So far it’s always been a delightful surprise. I guess, just to see how little ego people at that level have, and [I’ll] probably will never get used to it. I mean there’s so much mythos built up around the idea of the “cocky rockstar,” but I have yet to meet one. So every time you hang out with, you know, Kim Deal for forty-five minutes in your dressing room, where she seems to be hanging out because she is just genuinely enjoying [a] conversation with this band that I have to assume that she’s never heard of, it’s impressive.
The album artwork on With Love And Squalor and Brain Thrust Mastery features you guys on the cover, but for Barbara it’s a sword. What was the inspiration behind putting a sword on the cover?
The sword is actually a cocktail spear, in the shape of a sword, but it’s not totally obvious because it’s a silver one. So it’s a silver version of a cocktail spear, which I think is a little confusing. But the idea was to simultaneously reference cocktails, which alcohol plays a big role in the We Are Scientists lyrical universe, but also I guess cocktails, flirtation, that sort of thing. [We chose] the sword specifically, rather than a stir stick because it’s also a symbol for combat, which I think is a side of romantic interaction that had not been highlighted in our lyrical universe.
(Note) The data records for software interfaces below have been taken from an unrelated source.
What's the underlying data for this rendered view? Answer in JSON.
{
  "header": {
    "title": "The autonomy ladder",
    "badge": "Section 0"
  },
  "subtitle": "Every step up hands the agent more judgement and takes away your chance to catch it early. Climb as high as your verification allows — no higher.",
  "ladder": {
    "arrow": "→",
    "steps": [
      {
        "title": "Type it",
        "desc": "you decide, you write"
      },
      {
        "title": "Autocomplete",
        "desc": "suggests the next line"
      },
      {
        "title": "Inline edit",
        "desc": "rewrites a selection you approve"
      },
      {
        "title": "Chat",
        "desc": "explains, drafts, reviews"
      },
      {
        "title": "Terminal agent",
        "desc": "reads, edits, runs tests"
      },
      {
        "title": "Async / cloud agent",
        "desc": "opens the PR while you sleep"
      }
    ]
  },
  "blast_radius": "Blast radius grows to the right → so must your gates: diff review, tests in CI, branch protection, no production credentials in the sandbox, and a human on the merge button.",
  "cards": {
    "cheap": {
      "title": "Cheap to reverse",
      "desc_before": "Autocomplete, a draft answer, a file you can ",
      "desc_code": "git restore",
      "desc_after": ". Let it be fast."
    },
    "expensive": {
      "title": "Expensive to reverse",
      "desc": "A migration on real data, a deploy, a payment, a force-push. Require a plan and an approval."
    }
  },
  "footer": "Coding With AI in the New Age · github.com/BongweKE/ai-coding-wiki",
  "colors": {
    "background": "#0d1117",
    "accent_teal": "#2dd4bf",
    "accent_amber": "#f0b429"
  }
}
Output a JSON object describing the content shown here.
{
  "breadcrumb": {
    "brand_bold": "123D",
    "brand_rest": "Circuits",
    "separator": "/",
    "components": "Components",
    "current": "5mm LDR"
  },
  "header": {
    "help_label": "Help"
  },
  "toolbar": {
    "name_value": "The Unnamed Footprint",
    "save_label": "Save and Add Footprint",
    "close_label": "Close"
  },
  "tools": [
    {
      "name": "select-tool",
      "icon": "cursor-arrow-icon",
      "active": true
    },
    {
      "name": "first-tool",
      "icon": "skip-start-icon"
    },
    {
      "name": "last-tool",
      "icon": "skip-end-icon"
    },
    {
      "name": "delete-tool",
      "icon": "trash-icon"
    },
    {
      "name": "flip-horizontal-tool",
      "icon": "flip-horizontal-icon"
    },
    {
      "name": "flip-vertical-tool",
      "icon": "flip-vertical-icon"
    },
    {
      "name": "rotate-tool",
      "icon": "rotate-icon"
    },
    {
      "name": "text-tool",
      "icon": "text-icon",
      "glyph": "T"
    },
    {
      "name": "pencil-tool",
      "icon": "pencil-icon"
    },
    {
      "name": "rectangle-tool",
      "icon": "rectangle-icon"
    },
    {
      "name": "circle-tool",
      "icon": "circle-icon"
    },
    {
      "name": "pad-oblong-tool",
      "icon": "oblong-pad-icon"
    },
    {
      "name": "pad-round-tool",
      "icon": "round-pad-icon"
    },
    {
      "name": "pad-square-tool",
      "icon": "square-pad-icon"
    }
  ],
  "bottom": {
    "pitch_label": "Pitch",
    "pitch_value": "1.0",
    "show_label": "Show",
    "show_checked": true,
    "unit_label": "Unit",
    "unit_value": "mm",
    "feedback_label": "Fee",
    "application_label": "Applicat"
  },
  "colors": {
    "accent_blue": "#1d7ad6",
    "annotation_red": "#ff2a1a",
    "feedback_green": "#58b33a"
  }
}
How did you guys come up with the title Barbara?
I don’t know exactly how we came up with it. We were brainstorming ideas for months, and that was one that at some point had got thrown on the list. And names basically go as quickly as they come for the most part, and you want to wait and see what sticks. So, that was one of three or four that we were excited about, even after months of living with them. I think we ended up going with [Barbara] because we liked, sort of what the cocktail spear does as well, we liked the way that, that conjured an idea without being too specific. It kind of suggested a story, it’s a woman’s name, obviously, but it’s not immediately clear that we’re talking about a specific woman or who that woman might be. In fact, we’re not talking about a specific woman, so even if someone thinks we are, then they’re fishing in the wrong stream. But just, yeah it’s kind of eluding to this idea of romance, and again the name Barbara sort of triggers mythological routes with barbarian and barbaric, so it has this essence of combat.
The liner notes, which are really funny, are sort of an opposite self-help dating manual, kind of thing. What inspired you to do this?
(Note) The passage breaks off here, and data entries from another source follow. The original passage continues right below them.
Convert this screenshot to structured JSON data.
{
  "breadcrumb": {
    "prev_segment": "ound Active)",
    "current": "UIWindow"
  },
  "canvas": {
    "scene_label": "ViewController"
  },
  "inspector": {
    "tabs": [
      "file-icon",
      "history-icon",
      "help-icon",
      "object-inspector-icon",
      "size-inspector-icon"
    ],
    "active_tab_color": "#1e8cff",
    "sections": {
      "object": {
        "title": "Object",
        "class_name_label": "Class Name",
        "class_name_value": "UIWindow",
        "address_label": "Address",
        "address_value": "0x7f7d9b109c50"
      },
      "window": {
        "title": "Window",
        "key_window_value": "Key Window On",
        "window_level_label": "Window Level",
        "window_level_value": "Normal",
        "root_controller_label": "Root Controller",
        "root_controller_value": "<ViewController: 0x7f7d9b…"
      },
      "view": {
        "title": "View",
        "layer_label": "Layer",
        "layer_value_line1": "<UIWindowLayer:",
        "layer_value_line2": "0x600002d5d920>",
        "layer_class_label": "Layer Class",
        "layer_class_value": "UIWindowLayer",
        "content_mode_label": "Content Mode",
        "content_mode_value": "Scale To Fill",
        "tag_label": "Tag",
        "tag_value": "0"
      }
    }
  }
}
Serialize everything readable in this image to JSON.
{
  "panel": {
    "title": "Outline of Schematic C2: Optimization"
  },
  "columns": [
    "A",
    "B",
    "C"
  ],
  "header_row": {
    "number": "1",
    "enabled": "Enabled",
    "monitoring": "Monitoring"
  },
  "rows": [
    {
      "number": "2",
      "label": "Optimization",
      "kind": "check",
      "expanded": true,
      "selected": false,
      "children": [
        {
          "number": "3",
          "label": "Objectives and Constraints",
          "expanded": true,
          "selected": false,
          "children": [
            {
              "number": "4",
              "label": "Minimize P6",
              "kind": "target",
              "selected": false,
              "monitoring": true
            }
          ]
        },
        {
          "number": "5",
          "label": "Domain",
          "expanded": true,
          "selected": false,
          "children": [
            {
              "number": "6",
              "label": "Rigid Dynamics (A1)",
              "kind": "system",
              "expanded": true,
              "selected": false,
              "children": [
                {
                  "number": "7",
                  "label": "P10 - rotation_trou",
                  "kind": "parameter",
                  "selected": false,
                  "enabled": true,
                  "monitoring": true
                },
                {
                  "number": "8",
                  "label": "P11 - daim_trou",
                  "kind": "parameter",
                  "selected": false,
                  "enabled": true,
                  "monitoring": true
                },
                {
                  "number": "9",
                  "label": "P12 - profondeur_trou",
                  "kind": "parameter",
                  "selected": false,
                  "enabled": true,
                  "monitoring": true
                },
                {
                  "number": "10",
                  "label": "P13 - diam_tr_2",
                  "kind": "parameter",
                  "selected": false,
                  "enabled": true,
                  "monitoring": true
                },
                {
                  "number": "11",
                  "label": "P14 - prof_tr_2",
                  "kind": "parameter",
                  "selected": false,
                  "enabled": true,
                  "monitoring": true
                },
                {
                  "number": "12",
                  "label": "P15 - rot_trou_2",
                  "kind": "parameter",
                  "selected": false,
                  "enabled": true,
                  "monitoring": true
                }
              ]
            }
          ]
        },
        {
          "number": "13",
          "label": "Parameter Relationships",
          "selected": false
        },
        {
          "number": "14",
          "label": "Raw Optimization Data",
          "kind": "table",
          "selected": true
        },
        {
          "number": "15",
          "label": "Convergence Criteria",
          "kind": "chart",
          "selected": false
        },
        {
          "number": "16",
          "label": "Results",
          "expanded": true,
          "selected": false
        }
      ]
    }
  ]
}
Originally the idea came from just the fact that the song “Rules Don’t Stop” suggests some kind of play on the book, The Rules, the sort of notorious dating and mating guide from, I believe, the 90’s. I actually downloaded a copy and thumbed through it before working on the liner notes. It is truly a piece of shit [laughs], but it makes for good comic fun.
What’s next for We Are Scientists?
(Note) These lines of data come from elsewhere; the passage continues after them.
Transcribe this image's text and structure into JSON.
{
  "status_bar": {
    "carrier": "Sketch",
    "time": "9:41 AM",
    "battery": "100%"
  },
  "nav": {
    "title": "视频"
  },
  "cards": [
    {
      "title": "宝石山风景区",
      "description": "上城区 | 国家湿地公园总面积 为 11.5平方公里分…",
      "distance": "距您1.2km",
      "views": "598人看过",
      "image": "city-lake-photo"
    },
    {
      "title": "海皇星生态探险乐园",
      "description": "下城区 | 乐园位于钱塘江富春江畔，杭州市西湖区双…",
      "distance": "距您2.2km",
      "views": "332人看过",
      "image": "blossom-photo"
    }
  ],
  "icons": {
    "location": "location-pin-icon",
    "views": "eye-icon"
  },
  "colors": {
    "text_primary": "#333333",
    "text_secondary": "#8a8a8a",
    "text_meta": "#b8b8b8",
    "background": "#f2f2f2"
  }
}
Well, we are deeply invested in trying to make this record work. You know, not necessarily to catapult us to a sort of canonical status, but it would be great if it could do as well as our previous efforts have, as a way to kind of make money. To continue making money, which we definitely enjoy doing, I think is becoming more difficult these days to really have a substantive career in it. We’re also really interested in pursuing TV with whatever time music leaves us. We’ve been talking to MTV about doing another show for them, probably a half-hour sitcom in a more straightforward format. That would be something we’re interested in doing separate from the band, and I don’t think we’d ever want to force those worlds to coexist to a large degree. I mean we’ll certainly license one of our own songs for the show [laughs], but beyond that…that should occupy the next 12 months, I’d say.